[Excerpts from an interface dataset]
---

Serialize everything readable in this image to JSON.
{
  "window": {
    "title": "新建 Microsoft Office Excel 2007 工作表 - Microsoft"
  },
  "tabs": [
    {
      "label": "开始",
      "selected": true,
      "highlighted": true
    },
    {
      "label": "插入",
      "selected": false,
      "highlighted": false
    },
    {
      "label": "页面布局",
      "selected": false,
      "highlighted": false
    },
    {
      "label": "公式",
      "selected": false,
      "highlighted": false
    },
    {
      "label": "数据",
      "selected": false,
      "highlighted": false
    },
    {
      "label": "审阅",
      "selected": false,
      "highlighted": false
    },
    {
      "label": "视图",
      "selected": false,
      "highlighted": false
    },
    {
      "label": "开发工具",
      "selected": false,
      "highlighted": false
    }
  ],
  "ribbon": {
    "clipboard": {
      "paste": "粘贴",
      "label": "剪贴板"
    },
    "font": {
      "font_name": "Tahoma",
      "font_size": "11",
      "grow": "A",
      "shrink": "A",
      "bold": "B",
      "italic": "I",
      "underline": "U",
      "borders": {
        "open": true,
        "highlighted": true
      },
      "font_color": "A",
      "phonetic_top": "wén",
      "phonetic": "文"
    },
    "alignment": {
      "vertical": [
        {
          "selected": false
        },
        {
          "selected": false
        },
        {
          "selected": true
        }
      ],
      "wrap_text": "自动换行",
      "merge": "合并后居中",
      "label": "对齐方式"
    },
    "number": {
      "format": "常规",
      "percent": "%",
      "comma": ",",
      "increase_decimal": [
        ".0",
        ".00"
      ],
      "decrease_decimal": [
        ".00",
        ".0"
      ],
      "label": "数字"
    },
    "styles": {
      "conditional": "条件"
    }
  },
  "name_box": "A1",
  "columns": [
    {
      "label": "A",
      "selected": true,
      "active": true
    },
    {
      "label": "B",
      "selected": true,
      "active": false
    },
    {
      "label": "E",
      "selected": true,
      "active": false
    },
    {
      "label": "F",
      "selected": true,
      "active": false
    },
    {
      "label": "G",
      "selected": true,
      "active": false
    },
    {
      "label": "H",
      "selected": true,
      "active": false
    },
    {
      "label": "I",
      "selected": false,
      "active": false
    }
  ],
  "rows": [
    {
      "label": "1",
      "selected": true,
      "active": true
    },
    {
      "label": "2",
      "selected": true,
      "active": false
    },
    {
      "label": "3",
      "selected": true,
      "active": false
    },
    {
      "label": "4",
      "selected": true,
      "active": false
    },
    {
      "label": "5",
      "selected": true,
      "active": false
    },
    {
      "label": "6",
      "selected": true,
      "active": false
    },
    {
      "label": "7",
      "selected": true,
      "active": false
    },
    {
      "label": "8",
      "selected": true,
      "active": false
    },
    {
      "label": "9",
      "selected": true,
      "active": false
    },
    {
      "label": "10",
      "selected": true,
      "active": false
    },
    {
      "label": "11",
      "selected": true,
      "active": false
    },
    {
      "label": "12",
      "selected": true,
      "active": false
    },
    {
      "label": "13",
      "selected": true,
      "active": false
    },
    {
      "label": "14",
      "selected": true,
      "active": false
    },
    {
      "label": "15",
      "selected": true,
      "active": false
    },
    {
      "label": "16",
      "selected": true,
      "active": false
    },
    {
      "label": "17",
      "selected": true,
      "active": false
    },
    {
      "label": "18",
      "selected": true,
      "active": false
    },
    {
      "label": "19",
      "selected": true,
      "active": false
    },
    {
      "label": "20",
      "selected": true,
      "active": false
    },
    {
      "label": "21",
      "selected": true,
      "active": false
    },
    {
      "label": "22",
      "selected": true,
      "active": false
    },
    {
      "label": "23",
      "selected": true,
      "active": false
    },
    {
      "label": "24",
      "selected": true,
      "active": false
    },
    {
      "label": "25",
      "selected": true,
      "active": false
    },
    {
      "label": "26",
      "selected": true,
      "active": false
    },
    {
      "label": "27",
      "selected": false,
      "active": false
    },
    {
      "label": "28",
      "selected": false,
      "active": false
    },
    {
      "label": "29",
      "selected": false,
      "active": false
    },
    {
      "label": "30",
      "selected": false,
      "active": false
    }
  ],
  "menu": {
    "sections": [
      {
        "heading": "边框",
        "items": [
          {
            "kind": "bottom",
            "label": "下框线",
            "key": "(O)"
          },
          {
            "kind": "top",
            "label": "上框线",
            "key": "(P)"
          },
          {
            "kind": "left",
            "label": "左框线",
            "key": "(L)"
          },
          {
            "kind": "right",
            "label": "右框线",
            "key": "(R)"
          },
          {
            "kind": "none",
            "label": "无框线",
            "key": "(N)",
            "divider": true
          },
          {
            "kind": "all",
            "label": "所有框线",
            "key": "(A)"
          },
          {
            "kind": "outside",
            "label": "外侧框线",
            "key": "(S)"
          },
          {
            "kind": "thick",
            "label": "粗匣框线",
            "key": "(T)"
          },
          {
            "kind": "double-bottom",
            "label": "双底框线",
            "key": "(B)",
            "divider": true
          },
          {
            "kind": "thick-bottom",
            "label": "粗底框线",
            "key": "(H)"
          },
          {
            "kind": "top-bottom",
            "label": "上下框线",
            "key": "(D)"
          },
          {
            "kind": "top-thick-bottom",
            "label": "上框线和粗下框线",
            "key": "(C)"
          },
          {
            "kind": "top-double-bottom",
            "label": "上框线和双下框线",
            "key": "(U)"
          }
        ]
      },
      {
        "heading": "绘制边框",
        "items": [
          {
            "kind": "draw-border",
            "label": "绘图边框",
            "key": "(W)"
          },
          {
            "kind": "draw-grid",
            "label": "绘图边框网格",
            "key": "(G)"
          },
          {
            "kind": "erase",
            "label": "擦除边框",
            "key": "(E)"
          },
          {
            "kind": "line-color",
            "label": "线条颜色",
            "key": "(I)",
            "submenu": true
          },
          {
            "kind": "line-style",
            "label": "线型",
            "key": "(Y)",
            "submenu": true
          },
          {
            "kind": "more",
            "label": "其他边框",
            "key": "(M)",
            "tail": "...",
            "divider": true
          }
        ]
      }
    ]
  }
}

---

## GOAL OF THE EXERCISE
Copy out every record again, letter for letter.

## EXPECTED OUTPUT
Serialize everything readable in this image to JSON.
{
  "window": {
    "title": "新建 Microsoft Office Excel 2007 工作表 - Microsoft"
  },
  "tabs": [
    {
      "label": "开始",
      "selected": true,
      "highlighted": true
    },
    {
      "label": "插入",
      "selected": false,
      "highlighted": false
    },
    {
      "label": "页面布局",
      "selected": false,
      "highlighted": false
    },
    {
      "label": "公式",
      "selected": false,
      "highlighted": false
    },
    {
      "label": "数据",
      "selected": false,
      "highlighted": false
    },
    {
      "label": "审阅",
      "selected": false,
      "highlighted": false
    },
    {
      "label": "视图",
      "selected": false,
      "highlighted": false
    },
    {
      "label": "开发工具",
      "selected": false,
      "highlighted": false
    }
  ],
  "ribbon": {
    "clipboard": {
      "paste": "粘贴",
      "label": "剪贴板"
    },
    "font": {
      "font_name": "Tahoma",
      "font_size": "11",
      "grow": "A",
      "shrink": "A",
      "bold": "B",
      "italic": "I",
      "underline": "U",
      "borders": {
        "open": true,
        "highlighted": true
      },
      "font_color": "A",
      "phonetic_top": "wén",
      "phonetic": "文"
    },
    "alignment": {
      "vertical": [
        {
          "selected": false
        },
        {
          "selected": false
        },
        {
          "selected": true
        }
      ],
      "wrap_text": "自动换行",
      "merge": "合并后居中",
      "label": "对齐方式"
    },
    "number": {
      "format": "常规",
      "percent": "%",
      "comma": ",",
      "increase_decimal": [
        ".0",
        ".00"
      ],
      "decrease_decimal": [
        ".00",
        ".0"
      ],
      "label": "数字"
    },
    "styles": {
      "conditional": "条件"
    }
  },
  "name_box": "A1",
  "columns": [
    {
      "label": "A",
      "selected": true,
      "active": true
    },
    {
      "label": "B",
      "selected": true,
      "active": false
    },
    {
      "label": "E",
      "selected": true,
      "active": false
    },
    {
      "label": "F",
      "selected": true,
      "active": false
    },
    {
      "label": "G",
      "selected": true,
      "active": false
    },
    {
      "label": "H",
      "selected": true,
      "active": false
    },
    {
      "label": "I",
      "selected": false,
      "active": false
    }
  ],
  "rows": [
    {
      "label": "1",
      "selected": true,
      "active": true
    },
    {
      "label": "2",
      "selected": true,
      "active": false
    },
    {
      "label": "3",
      "selected": true,
      "active": false
    },
    {
      "label": "4",
      "selected": true,
      "active": false
    },
    {
      "label": "5",
      "selected": true,
      "active": false
    },
    {
      "label": "6",
      "selected": true,
      "active": false
    },
    {
      "label": "7",
      "selected": true,
      "active": false
    },
    {
      "label": "8",
      "selected": true,
      "active": false
    },
    {
      "label": "9",
      "selected": true,
      "active": false
    },
    {
      "label": "10",
      "selected": true,
      "active": false
    },
    {
      "label": "11",
      "selected": true,
      "active": false
    },
    {
      "label": "12",
      "selected": true,
      "active": false
    },
    {
      "label": "13",
      "selected": true,
      "active": false
    },
    {
      "label": "14",
      "selected": true,
      "active": false
    },
    {
      "label": "15",
      "selected": true,
      "active": false
    },
    {
      "label": "16",
      "selected": true,
      "active": false
    },
    {
      "label": "17",
      "selected": true,
      "active": false
    },
    {
      "label": "18",
      "selected": true,
      "active": false
    },
    {
      "label": "19",
      "selected": true,
      "active": false
    },
    {
      "label": "20",
      "selected": true,
      "active": false
    },
    {
      "label": "21",
      "selected": true,
      "active": false
    },
    {
      "label": "22",
      "selected": true,
      "active": false
    },
    {
      "label": "23",
      "selected": true,
      "active": false
    },
    {
      "label": "24",
      "selected": true,
      "active": false
    },
    {
      "label": "25",
      "selected": true,
      "active": false
    },
    {
      "label": "26",
      "selected": true,
      "active": false
    },
    {
      "label": "27",
      "selected": false,
      "active": false
    },
    {
      "label": "28",
      "selected": false,
      "active": false
    },
    {
      "label": "29",
      "selected": false,
      "active": false
    },
    {
      "label": "30",
      "selected": false,
      "active": false
    }
  ],
  "menu": {
    "sections": [
      {
        "heading": "边框",
        "items": [
          {
            "kind": "bottom",
            "label": "下框线",
            "key": "(O)"
          },
          {
            "kind": "top",
            "label": "上框线",
            "key": "(P)"
          },
          {
            "kind": "left",
            "label": "左框线",
            "key": "(L)"
          },
          {
            "kind": "right",
            "label": "右框线",
            "key": "(R)"
          },
          {
            "kind": "none",
            "label": "无框线",
            "key": "(N)",
            "divider": true
          },
          {
            "kind": "all",
            "label": "所有框线",
            "key": "(A)"
          },
          {
            "kind": "outside",
            "label": "外侧框线",
            "key": "(S)"
          },
          {
            "kind": "thick",
            "label": "粗匣框线",
            "key": "(T)"
          },
          {
            "kind": "double-bottom",
            "label": "双底框线",
            "key": "(B)",
            "divider": true
          },
          {
            "kind": "thick-bottom",
            "label": "粗底框线",
            "key": "(H)"
          },
          {
            "kind": "top-bottom",
            "label": "上下框线",
            "key": "(D)"
          },
          {
            "kind": "top-thick-bottom",
            "label": "上框线和粗下框线",
            "key": "(C)"
          },
          {
            "kind": "top-double-bottom",
            "label": "上框线和双下框线",
            "key": "(U)"
          }
        ]
      },
      {
        "heading": "绘制边框",
        "items": [
          {
            "kind": "draw-border",
            "label": "绘图边框",
            "key": "(W)"
          },
          {
            "kind": "draw-grid",
            "label": "绘图边框网格",
            "key": "(G)"
          },
          {
            "kind": "erase",
            "label": "擦除边框",
            "key": "(E)"
          },
          {
            "kind": "line-color",
            "label": "线条颜色",
            "key": "(I)",
            "submenu": true
          },
          {
            "kind": "line-style",
            "label": "线型",
            "key": "(Y)",
            "submenu": true
          },
          {
            "kind": "more",
            "label": "其他边框",
            "key": "(M)",
            "tail": "...",
            "divider": true
          }
        ]
      }
    ]
  }
}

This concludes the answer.